(Beginning of RECORD SET)

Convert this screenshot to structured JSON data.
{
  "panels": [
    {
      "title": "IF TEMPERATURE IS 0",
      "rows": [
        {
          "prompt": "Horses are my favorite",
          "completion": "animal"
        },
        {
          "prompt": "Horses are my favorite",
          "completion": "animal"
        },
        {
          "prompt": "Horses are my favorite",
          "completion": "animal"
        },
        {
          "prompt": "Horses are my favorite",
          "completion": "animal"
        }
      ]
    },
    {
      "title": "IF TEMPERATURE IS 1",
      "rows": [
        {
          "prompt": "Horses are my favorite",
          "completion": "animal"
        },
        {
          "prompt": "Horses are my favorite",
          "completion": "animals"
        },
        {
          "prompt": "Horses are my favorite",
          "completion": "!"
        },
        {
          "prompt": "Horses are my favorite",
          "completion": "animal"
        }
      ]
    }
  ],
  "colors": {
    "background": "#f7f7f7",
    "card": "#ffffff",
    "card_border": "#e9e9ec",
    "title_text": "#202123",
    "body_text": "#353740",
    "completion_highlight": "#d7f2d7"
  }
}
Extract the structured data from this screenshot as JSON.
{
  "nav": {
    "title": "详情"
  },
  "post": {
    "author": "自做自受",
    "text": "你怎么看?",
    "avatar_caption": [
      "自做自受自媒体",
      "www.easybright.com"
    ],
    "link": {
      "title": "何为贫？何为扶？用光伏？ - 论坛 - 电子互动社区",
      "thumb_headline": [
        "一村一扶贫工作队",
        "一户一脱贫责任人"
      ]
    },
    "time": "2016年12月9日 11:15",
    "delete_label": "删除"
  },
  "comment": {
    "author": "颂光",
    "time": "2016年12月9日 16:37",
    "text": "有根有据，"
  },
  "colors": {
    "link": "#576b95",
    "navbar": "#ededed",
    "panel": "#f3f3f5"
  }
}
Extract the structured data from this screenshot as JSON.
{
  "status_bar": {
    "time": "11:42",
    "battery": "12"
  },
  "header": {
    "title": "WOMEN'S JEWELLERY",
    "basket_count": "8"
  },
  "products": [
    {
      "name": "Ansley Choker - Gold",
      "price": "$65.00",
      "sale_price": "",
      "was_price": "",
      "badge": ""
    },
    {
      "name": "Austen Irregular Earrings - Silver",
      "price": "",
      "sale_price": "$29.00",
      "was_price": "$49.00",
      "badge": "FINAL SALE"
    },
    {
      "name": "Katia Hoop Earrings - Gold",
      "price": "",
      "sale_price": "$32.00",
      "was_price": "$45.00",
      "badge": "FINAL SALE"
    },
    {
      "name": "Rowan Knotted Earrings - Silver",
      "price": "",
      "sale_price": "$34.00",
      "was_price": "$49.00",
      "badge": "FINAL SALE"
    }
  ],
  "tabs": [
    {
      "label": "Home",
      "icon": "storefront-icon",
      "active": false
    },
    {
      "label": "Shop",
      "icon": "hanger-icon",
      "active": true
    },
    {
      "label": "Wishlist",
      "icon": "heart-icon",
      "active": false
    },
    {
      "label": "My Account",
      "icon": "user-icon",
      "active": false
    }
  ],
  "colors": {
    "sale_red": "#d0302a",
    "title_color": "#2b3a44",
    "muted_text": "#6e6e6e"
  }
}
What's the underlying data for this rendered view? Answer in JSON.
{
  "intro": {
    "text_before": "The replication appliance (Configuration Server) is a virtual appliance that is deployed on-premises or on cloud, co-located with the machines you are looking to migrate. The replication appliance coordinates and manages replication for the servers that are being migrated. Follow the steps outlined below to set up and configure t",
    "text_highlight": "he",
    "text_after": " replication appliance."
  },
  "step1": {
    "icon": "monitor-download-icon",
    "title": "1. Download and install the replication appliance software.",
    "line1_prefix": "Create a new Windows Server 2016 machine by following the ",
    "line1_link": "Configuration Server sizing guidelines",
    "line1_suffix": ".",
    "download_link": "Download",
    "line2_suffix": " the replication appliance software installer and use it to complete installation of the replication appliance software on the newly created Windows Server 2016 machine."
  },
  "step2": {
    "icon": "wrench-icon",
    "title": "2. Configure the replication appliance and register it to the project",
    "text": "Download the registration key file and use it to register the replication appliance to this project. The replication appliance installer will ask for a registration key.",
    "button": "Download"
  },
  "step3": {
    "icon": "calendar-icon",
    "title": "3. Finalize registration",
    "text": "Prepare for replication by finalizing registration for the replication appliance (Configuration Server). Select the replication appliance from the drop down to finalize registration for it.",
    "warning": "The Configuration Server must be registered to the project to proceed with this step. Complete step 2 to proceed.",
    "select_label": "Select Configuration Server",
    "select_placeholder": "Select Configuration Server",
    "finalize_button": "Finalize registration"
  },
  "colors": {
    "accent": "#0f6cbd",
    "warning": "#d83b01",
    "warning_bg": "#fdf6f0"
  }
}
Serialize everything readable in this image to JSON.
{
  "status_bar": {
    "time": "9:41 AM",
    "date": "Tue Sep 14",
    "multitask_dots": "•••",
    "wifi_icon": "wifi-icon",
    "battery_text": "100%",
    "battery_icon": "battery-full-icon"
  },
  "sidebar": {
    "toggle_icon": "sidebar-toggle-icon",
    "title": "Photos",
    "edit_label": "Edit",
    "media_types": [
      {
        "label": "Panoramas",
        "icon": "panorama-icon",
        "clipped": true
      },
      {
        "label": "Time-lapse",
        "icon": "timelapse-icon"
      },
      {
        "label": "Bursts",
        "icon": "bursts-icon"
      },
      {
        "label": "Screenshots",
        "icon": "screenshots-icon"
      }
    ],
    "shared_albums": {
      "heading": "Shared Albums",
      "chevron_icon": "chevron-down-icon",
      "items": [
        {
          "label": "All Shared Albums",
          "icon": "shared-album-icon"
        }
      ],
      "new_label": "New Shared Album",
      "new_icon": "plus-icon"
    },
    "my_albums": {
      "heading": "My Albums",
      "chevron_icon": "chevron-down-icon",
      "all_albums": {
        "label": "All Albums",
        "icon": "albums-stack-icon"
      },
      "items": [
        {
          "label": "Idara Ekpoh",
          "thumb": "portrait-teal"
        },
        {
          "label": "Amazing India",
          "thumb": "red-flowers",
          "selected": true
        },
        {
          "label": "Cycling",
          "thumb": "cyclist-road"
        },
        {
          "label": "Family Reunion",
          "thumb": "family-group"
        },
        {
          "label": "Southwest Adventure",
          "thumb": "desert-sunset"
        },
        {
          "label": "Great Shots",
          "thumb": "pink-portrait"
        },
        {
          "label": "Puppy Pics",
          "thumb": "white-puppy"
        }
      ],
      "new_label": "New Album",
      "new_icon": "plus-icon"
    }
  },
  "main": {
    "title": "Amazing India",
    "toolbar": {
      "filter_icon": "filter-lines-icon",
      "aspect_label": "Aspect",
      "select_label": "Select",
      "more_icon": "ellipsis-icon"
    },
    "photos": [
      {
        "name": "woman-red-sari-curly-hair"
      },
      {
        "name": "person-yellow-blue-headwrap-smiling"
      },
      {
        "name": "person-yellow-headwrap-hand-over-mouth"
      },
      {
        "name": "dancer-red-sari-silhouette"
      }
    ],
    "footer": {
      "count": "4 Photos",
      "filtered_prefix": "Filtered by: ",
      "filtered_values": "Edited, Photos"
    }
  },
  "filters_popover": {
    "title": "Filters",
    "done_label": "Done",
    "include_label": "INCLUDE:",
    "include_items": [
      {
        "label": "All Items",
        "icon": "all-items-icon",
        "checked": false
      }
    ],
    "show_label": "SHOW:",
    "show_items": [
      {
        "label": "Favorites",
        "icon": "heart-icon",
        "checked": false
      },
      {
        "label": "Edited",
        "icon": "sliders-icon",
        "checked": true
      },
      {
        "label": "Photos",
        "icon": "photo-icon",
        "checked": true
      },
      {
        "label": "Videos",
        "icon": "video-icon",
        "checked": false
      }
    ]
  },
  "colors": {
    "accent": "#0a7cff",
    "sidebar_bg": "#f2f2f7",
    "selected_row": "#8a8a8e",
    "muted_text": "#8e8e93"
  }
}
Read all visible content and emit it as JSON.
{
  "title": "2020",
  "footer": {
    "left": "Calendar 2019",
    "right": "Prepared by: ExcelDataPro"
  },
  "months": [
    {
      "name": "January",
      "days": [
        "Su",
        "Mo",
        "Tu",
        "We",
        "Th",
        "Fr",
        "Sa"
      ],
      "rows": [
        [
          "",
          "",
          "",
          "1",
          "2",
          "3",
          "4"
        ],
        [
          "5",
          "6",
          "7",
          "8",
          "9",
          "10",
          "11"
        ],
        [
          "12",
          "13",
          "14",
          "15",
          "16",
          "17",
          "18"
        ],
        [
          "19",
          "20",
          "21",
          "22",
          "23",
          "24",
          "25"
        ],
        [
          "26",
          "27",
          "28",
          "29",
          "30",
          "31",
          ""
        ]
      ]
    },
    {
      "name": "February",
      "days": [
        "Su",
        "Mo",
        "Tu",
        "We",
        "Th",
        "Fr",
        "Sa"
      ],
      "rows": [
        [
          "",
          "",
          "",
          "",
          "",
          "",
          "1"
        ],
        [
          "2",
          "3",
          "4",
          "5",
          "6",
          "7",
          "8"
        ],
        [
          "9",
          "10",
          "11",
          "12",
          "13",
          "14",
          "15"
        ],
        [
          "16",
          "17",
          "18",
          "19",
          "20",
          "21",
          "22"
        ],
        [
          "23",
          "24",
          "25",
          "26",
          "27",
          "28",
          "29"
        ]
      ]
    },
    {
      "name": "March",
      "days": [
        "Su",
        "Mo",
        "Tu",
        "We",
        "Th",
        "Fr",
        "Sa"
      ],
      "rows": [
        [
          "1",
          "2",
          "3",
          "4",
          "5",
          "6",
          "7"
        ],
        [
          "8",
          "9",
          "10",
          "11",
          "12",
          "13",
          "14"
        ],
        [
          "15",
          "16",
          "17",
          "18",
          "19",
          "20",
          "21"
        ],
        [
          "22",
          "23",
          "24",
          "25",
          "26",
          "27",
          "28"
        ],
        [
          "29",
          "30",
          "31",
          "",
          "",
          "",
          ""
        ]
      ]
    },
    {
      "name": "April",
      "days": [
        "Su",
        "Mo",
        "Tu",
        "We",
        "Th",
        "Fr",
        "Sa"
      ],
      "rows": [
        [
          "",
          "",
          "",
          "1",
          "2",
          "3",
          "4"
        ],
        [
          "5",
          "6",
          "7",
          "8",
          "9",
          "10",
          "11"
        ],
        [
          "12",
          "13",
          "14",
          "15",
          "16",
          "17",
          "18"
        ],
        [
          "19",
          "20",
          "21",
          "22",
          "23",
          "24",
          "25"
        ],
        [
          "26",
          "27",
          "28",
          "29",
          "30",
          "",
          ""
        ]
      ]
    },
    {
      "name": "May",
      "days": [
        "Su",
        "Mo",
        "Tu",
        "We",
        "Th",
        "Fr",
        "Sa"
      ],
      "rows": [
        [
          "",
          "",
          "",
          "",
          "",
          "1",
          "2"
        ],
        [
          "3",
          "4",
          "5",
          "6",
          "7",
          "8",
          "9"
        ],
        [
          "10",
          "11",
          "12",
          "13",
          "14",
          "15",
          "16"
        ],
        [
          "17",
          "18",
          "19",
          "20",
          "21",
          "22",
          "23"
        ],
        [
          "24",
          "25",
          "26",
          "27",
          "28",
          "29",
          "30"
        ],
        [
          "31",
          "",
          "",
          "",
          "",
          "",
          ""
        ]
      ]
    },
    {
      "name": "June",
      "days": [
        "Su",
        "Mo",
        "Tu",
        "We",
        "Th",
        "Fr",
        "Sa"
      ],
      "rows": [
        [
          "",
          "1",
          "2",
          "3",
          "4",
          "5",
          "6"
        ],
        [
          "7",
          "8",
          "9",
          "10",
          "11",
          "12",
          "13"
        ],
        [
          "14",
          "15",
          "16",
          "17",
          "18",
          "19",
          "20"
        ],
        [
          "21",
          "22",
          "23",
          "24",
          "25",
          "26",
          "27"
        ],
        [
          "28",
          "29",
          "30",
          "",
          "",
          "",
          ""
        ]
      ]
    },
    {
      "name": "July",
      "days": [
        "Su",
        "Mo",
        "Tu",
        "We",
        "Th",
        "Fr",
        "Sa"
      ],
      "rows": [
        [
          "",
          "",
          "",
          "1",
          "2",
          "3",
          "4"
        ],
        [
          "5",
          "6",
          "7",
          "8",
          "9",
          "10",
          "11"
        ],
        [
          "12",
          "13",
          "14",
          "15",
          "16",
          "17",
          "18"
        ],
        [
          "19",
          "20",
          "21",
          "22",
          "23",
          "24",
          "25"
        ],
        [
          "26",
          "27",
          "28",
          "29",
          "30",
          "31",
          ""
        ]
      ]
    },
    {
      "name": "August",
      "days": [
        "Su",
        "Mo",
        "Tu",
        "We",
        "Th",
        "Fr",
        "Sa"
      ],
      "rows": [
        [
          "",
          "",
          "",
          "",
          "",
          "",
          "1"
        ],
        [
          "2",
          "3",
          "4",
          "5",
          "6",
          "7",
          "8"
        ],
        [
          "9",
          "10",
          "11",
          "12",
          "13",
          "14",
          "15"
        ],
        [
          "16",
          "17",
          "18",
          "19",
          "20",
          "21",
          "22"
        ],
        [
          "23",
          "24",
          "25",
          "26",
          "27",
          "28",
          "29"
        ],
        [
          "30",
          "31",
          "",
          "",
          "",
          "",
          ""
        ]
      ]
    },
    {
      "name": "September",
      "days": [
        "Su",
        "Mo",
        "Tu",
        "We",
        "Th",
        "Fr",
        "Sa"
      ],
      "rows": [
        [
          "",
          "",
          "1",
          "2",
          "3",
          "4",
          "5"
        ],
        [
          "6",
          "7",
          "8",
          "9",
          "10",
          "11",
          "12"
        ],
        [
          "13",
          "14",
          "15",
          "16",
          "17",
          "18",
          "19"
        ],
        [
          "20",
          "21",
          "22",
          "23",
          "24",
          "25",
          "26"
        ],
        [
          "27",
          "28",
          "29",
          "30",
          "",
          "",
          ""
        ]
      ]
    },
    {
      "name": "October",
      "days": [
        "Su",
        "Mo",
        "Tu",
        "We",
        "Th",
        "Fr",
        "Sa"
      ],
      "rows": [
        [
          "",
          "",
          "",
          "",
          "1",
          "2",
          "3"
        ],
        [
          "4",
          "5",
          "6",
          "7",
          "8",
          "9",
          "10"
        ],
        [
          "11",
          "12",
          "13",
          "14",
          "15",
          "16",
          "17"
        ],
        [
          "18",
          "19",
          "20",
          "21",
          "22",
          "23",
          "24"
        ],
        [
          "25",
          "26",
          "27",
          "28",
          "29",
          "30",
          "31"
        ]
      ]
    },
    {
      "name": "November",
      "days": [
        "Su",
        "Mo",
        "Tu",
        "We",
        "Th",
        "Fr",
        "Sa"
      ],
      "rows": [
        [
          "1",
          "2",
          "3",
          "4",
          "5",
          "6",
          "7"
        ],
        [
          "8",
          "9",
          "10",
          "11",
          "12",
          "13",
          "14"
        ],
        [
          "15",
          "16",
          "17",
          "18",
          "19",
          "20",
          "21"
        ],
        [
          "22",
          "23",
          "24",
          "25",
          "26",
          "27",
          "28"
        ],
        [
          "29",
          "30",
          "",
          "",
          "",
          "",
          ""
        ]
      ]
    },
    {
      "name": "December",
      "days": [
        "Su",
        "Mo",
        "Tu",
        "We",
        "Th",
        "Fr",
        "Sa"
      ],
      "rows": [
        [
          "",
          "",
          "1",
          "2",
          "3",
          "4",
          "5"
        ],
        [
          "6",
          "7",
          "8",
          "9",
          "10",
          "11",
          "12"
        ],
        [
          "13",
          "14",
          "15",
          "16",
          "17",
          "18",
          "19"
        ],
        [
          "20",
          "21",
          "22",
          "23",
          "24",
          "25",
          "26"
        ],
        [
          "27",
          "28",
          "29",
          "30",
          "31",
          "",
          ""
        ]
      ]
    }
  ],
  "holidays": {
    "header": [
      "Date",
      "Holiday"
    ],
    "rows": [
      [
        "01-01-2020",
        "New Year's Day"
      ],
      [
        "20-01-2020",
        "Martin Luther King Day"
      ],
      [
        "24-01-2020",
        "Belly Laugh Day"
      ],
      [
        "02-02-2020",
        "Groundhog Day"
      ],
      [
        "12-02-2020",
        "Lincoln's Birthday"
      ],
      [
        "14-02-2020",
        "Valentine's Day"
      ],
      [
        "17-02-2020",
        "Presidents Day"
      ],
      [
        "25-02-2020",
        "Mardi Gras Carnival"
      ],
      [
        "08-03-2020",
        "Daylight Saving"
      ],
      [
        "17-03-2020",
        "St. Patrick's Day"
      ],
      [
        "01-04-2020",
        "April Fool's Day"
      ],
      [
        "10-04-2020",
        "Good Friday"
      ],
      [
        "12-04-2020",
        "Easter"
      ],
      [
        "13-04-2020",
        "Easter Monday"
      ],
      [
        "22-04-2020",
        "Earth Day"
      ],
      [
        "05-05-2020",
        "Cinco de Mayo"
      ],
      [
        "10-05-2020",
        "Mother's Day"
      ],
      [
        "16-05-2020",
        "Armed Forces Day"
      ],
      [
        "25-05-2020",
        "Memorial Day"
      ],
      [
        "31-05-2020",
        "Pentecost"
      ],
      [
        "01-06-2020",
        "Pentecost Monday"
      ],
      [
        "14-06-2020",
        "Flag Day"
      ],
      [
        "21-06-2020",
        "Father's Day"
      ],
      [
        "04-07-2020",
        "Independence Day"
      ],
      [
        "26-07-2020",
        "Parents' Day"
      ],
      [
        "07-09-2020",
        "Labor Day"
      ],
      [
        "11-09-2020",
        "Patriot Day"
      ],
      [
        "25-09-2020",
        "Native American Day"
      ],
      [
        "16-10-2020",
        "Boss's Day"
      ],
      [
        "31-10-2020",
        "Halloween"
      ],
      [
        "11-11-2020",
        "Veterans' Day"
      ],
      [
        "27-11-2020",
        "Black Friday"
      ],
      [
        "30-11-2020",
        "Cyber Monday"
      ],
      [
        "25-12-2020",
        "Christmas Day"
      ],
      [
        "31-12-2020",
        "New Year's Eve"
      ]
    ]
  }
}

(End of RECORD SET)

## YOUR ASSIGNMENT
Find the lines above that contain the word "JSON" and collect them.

## RESULT OF THE EXERCISE
Convert this screenshot to structured JSON data.
Extract the structured data from this screenshot as JSON.
Extract the structured data from this screenshot as JSON.
What's the underlying data for this rendered view? Answer in JSON.
Serialize everything readable in this image to JSON.
Read all visible content and emit it as JSON.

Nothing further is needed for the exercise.